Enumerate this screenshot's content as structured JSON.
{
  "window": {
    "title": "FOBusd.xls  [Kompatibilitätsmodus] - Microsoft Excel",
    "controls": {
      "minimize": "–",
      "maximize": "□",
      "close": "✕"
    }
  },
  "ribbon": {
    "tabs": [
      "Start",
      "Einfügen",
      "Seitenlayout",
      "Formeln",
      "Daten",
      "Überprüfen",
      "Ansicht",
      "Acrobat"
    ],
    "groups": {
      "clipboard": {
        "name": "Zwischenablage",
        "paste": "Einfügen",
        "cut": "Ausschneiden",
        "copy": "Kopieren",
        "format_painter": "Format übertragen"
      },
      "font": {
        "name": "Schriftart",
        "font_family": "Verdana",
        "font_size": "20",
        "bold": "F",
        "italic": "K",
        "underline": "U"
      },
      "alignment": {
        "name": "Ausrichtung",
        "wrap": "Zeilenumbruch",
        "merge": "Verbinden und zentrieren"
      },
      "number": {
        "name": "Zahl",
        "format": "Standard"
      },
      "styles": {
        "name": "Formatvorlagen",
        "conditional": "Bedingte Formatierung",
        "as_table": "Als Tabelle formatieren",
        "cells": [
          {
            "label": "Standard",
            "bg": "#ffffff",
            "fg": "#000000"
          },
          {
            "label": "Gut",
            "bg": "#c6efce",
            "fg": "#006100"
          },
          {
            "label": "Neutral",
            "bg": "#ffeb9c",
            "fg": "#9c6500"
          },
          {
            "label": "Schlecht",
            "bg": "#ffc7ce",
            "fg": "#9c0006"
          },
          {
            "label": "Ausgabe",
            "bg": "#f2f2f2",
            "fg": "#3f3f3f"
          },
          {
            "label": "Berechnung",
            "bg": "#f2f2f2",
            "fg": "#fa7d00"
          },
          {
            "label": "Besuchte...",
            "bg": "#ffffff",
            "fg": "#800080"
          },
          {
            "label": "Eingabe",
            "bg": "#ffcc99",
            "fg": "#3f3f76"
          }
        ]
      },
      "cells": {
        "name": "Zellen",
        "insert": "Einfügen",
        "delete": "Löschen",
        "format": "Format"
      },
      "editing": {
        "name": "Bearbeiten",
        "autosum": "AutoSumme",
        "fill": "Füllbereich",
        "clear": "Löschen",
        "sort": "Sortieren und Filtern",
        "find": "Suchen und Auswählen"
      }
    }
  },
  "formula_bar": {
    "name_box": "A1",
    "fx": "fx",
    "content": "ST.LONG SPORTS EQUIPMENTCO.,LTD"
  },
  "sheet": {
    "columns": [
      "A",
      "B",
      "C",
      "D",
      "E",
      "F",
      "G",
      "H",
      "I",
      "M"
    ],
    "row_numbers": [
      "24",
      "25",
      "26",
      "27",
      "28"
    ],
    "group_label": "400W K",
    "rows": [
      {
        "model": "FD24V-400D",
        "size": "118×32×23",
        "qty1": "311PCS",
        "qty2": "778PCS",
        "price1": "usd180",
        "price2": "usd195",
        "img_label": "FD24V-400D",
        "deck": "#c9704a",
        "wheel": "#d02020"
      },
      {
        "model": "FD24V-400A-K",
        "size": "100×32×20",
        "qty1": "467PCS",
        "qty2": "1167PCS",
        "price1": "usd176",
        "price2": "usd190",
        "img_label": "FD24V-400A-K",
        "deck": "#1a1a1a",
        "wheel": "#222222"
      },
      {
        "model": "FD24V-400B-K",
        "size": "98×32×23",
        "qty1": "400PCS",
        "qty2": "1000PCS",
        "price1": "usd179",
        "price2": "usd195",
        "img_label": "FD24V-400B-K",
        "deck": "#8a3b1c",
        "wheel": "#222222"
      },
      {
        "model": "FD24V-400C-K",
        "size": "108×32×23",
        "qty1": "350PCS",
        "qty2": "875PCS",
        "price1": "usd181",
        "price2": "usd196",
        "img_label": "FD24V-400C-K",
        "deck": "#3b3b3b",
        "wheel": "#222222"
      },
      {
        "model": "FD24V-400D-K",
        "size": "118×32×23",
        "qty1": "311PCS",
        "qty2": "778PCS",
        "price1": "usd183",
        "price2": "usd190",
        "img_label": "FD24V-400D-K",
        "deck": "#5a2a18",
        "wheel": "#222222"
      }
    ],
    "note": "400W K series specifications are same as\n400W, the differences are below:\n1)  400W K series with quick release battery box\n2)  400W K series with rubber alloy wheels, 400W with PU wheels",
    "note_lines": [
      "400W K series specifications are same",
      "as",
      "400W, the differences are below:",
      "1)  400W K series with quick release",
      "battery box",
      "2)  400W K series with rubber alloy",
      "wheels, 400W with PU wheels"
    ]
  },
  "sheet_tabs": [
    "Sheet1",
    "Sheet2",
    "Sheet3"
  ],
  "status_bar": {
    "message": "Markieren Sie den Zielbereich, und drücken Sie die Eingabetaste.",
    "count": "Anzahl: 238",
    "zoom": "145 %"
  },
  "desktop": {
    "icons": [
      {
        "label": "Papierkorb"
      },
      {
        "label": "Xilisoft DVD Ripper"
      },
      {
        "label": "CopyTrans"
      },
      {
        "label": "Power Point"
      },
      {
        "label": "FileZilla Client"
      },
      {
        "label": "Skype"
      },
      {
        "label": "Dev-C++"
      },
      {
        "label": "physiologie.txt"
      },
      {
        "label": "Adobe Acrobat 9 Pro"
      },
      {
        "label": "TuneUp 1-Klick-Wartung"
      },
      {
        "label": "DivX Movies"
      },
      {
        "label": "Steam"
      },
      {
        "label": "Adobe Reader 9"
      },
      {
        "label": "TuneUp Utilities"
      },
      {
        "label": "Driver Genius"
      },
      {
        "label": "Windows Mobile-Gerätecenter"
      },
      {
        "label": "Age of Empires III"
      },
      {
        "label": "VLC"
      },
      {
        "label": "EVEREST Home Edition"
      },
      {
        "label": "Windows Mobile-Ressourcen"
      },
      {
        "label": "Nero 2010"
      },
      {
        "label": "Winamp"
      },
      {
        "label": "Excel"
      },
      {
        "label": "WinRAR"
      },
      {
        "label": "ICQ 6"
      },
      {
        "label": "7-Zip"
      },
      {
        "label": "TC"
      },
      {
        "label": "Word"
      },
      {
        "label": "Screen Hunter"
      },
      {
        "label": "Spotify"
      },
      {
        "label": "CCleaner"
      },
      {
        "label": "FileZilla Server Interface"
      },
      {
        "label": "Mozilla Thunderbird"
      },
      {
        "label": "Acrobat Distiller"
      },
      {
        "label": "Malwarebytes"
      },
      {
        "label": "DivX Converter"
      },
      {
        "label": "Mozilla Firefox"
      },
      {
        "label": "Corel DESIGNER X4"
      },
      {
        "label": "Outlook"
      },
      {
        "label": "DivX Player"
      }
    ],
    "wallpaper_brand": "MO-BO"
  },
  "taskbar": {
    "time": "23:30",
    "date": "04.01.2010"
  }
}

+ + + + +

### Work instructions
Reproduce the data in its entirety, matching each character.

### Result below
Enumerate this screenshot's content as structured JSON.
{
  "window": {
    "title": "FOBusd.xls  [Kompatibilitätsmodus] - Microsoft Excel",
    "controls": {
      "minimize": "–",
      "maximize": "□",
      "close": "✕"
    }
  },
  "ribbon": {
    "tabs": [
      "Start",
      "Einfügen",
      "Seitenlayout",
      "Formeln",
      "Daten",
      "Überprüfen",
      "Ansicht",
      "Acrobat"
    ],
    "groups": {
      "clipboard": {
        "name": "Zwischenablage",
        "paste": "Einfügen",
        "cut": "Ausschneiden",
        "copy": "Kopieren",
        "format_painter": "Format übertragen"
      },
      "font": {
        "name": "Schriftart",
        "font_family": "Verdana",
        "font_size": "20",
        "bold": "F",
        "italic": "K",
        "underline": "U"
      },
      "alignment": {
        "name": "Ausrichtung",
        "wrap": "Zeilenumbruch",
        "merge": "Verbinden und zentrieren"
      },
      "number": {
        "name": "Zahl",
        "format": "Standard"
      },
      "styles": {
        "name": "Formatvorlagen",
        "conditional": "Bedingte Formatierung",
        "as_table": "Als Tabelle formatieren",
        "cells": [
          {
            "label": "Standard",
            "bg": "#ffffff",
            "fg": "#000000"
          },
          {
            "label": "Gut",
            "bg": "#c6efce",
            "fg": "#006100"
          },
          {
            "label": "Neutral",
            "bg": "#ffeb9c",
            "fg": "#9c6500"
          },
          {
            "label": "Schlecht",
            "bg": "#ffc7ce",
            "fg": "#9c0006"
          },
          {
            "label": "Ausgabe",
            "bg": "#f2f2f2",
            "fg": "#3f3f3f"
          },
          {
            "label": "Berechnung",
            "bg": "#f2f2f2",
            "fg": "#fa7d00"
          },
          {
            "label": "Besuchte...",
            "bg": "#ffffff",
            "fg": "#800080"
          },
          {
            "label": "Eingabe",
            "bg": "#ffcc99",
            "fg": "#3f3f76"
          }
        ]
      },
      "cells": {
        "name": "Zellen",
        "insert": "Einfügen",
        "delete": "Löschen",
        "format": "Format"
      },
      "editing": {
        "name": "Bearbeiten",
        "autosum": "AutoSumme",
        "fill": "Füllbereich",
        "clear": "Löschen",
        "sort": "Sortieren und Filtern",
        "find": "Suchen und Auswählen"
      }
    }
  },
  "formula_bar": {
    "name_box": "A1",
    "fx": "fx",
    "content": "ST.LONG SPORTS EQUIPMENTCO.,LTD"
  },
  "sheet": {
    "columns": [
      "A",
      "B",
      "C",
      "D",
      "E",
      "F",
      "G",
      "H",
      "I",
      "M"
    ],
    "row_numbers": [
      "24",
      "25",
      "26",
      "27",
      "28"
    ],
    "group_label": "400W K",
    "rows": [
      {
        "model": "FD24V-400D",
        "size": "118×32×23",
        "qty1": "311PCS",
        "qty2": "778PCS",
        "price1": "usd180",
        "price2": "usd195",
        "img_label": "FD24V-400D",
        "deck": "#c9704a",
        "wheel": "#d02020"
      },
      {
        "model": "FD24V-400A-K",
        "size": "100×32×20",
        "qty1": "467PCS",
        "qty2": "1167PCS",
        "price1": "usd176",
        "price2": "usd190",
        "img_label": "FD24V-400A-K",
        "deck": "#1a1a1a",
        "wheel": "#222222"
      },
      {
        "model": "FD24V-400B-K",
        "size": "98×32×23",
        "qty1": "400PCS",
        "qty2": "1000PCS",
        "price1": "usd179",
        "price2": "usd195",
        "img_label": "FD24V-400B-K",
        "deck": "#8a3b1c",
        "wheel": "#222222"
      },
      {
        "model": "FD24V-400C-K",
        "size": "108×32×23",
        "qty1": "350PCS",
        "qty2": "875PCS",
        "price1": "usd181",
        "price2": "usd196",
        "img_label": "FD24V-400C-K",
        "deck": "#3b3b3b",
        "wheel": "#222222"
      },
      {
        "model": "FD24V-400D-K",
        "size": "118×32×23",
        "qty1": "311PCS",
        "qty2": "778PCS",
        "price1": "usd183",
        "price2": "usd190",
        "img_label": "FD24V-400D-K",
        "deck": "#5a2a18",
        "wheel": "#222222"
      }
    ],
    "note": "400W K series specifications are same as\n400W, the differences are below:\n1)  400W K series with quick release battery box\n2)  400W K series with rubber alloy wheels, 400W with PU wheels",
    "note_lines": [
      "400W K series specifications are same",
      "as",
      "400W, the differences are below:",
      "1)  400W K series with quick release",
      "battery box",
      "2)  400W K series with rubber alloy",
      "wheels, 400W with PU wheels"
    ]
  },
  "sheet_tabs": [
    "Sheet1",
    "Sheet2",
    "Sheet3"
  ],
  "status_bar": {
    "message": "Markieren Sie den Zielbereich, und drücken Sie die Eingabetaste.",
    "count": "Anzahl: 238",
    "zoom": "145 %"
  },
  "desktop": {
    "icons": [
      {
        "label": "Papierkorb"
      },
      {
        "label": "Xilisoft DVD Ripper"
      },
      {
        "label": "CopyTrans"
      },
      {
        "label": "Power Point"
      },
      {
        "label": "FileZilla Client"
      },
      {
        "label": "Skype"
      },
      {
        "label": "Dev-C++"
      },
      {
        "label": "physiologie.txt"
      },
      {
        "label": "Adobe Acrobat 9 Pro"
      },
      {
        "label": "TuneUp 1-Klick-Wartung"
      },
      {
        "label": "DivX Movies"
      },
      {
        "label": "Steam"
      },
      {
        "label": "Adobe Reader 9"
      },
      {
        "label": "TuneUp Utilities"
      },
      {
        "label": "Driver Genius"
      },
      {
        "label": "Windows Mobile-Gerätecenter"
      },
      {
        "label": "Age of Empires III"
      },
      {
        "label": "VLC"
      },
      {
        "label": "EVEREST Home Edition"
      },
      {
        "label": "Windows Mobile-Ressourcen"
      },
      {
        "label": "Nero 2010"
      },
      {
        "label": "Winamp"
      },
      {
        "label": "Excel"
      },
      {
        "label": "WinRAR"
      },
      {
        "label": "ICQ 6"
      },
      {
        "label": "7-Zip"
      },
      {
        "label": "TC"
      },
      {
        "label": "Word"
      },
      {
        "label": "Screen Hunter"
      },
      {
        "label": "Spotify"
      },
      {
        "label": "CCleaner"
      },
      {
        "label": "FileZilla Server Interface"
      },
      {
        "label": "Mozilla Thunderbird"
      },
      {
        "label": "Acrobat Distiller"
      },
      {
        "label": "Malwarebytes"
      },
      {
        "label": "DivX Converter"
      },
      {
        "label": "Mozilla Firefox"
      },
      {
        "label": "Corel DESIGNER X4"
      },
      {
        "label": "Outlook"
      },
      {
        "label": "DivX Player"
      }
    ],
    "wallpaper_brand": "MO-BO"
  },
  "taskbar": {
    "time": "23:30",
    "date": "04.01.2010"
  }
}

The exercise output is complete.